> What this task involves: Collect all lines containing the word "when" from the data.

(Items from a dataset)

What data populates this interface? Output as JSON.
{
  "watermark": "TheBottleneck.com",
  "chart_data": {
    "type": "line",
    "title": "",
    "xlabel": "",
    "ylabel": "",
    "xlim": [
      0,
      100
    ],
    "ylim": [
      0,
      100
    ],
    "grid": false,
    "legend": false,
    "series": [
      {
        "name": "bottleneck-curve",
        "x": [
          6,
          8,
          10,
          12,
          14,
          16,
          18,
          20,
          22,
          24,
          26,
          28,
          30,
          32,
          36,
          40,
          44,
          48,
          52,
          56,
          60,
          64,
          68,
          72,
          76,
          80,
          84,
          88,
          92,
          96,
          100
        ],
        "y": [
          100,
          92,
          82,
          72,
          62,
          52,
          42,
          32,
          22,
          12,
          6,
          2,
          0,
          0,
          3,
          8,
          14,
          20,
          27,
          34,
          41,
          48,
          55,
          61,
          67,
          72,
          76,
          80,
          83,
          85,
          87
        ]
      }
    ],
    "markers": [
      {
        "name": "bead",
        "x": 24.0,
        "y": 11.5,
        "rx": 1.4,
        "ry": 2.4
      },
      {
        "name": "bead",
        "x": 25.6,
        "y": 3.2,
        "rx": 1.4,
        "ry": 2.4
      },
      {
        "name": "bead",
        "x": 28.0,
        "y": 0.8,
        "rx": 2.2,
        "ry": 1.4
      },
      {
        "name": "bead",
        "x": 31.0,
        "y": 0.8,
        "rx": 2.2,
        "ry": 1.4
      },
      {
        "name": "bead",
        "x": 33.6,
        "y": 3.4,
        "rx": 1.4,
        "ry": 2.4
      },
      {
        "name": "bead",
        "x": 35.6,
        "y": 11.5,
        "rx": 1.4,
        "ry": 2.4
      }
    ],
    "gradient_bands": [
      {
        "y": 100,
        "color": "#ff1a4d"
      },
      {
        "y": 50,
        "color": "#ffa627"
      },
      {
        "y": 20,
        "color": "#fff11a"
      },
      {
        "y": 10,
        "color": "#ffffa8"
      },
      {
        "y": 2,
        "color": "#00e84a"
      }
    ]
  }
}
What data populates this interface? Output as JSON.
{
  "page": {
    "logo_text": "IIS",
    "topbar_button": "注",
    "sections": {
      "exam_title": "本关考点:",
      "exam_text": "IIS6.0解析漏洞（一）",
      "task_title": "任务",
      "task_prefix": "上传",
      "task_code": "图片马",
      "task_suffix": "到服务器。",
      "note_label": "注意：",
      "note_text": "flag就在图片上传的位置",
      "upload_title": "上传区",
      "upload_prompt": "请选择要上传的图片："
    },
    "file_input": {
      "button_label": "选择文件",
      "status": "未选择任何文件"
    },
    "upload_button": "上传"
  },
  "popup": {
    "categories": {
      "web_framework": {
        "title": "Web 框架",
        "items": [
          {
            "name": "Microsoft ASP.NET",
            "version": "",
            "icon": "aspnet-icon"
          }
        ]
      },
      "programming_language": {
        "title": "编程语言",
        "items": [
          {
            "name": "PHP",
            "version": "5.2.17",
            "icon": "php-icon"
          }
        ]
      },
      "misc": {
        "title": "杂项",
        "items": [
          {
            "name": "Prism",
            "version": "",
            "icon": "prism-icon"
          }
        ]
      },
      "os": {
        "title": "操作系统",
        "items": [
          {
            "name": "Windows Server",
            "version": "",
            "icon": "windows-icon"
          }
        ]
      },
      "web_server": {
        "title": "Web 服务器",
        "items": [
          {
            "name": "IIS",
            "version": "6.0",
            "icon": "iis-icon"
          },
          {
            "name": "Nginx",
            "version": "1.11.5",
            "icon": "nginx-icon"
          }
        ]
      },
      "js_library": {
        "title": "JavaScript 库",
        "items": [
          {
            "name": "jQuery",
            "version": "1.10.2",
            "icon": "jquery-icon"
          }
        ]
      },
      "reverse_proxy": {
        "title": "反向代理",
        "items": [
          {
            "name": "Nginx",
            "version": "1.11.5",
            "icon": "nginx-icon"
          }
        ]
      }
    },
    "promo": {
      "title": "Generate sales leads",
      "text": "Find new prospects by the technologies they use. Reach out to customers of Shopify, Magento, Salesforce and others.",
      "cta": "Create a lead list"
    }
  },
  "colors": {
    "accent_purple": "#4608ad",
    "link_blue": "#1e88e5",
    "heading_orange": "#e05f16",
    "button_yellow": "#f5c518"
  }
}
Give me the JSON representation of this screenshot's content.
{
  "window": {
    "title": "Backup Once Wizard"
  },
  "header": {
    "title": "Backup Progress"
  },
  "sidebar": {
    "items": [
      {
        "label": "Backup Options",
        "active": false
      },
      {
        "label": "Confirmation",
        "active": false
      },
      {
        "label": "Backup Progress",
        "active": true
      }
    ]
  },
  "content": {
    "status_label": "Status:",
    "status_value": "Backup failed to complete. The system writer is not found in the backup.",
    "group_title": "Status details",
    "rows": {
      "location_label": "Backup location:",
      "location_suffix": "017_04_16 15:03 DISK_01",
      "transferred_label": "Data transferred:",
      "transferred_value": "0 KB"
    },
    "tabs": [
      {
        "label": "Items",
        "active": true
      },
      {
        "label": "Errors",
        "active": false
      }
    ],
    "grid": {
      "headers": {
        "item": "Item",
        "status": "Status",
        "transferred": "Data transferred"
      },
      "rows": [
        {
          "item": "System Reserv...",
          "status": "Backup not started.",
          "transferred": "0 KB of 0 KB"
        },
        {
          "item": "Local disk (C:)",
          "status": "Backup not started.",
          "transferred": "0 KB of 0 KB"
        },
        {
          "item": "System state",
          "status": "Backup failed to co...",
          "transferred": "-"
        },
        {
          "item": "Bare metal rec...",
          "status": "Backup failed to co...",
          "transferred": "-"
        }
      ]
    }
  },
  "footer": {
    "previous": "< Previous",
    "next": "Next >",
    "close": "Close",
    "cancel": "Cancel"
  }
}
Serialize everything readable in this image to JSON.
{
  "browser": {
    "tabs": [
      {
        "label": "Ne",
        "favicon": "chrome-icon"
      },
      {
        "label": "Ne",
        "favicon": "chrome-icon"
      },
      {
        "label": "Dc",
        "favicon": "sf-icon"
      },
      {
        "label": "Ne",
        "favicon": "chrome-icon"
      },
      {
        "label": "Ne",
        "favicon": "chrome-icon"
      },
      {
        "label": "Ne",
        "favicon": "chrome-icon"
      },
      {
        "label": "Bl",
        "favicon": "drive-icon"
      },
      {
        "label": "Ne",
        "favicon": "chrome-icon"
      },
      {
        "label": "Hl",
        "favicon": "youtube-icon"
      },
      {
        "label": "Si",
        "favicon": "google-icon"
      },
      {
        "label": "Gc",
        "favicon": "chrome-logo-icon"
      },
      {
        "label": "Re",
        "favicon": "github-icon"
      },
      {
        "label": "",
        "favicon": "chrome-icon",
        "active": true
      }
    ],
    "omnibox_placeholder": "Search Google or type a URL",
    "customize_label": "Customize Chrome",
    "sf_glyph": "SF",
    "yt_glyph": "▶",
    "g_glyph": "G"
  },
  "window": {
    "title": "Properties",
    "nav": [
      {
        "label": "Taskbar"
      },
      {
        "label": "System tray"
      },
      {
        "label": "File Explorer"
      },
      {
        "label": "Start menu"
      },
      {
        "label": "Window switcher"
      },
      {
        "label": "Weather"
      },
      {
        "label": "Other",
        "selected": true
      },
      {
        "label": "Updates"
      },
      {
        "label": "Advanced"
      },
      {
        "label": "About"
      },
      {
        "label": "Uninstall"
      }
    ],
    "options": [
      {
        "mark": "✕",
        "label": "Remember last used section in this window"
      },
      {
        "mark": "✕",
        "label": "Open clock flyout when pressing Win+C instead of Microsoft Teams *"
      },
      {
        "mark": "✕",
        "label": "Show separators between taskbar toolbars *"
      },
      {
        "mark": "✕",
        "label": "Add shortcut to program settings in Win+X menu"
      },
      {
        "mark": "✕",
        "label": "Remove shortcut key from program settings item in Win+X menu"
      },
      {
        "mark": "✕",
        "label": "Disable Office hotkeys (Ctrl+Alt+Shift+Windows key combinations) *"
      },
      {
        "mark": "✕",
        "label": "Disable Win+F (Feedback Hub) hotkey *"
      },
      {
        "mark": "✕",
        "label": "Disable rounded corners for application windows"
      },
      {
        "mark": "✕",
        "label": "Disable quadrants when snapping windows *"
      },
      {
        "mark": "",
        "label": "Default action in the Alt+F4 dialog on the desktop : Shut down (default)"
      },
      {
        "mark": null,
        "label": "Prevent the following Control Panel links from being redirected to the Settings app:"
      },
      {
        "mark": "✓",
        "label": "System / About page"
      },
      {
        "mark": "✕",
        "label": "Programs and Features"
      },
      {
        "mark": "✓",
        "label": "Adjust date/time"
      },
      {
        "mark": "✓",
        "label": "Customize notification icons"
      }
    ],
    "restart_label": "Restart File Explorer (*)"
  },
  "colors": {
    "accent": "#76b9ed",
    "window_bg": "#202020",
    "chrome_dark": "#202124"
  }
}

> Solved problem:
        "label": "Open clock flyout when pressing Win+C instead of Microsoft Teams *"
        "label": "Disable quadrants when snapping windows *"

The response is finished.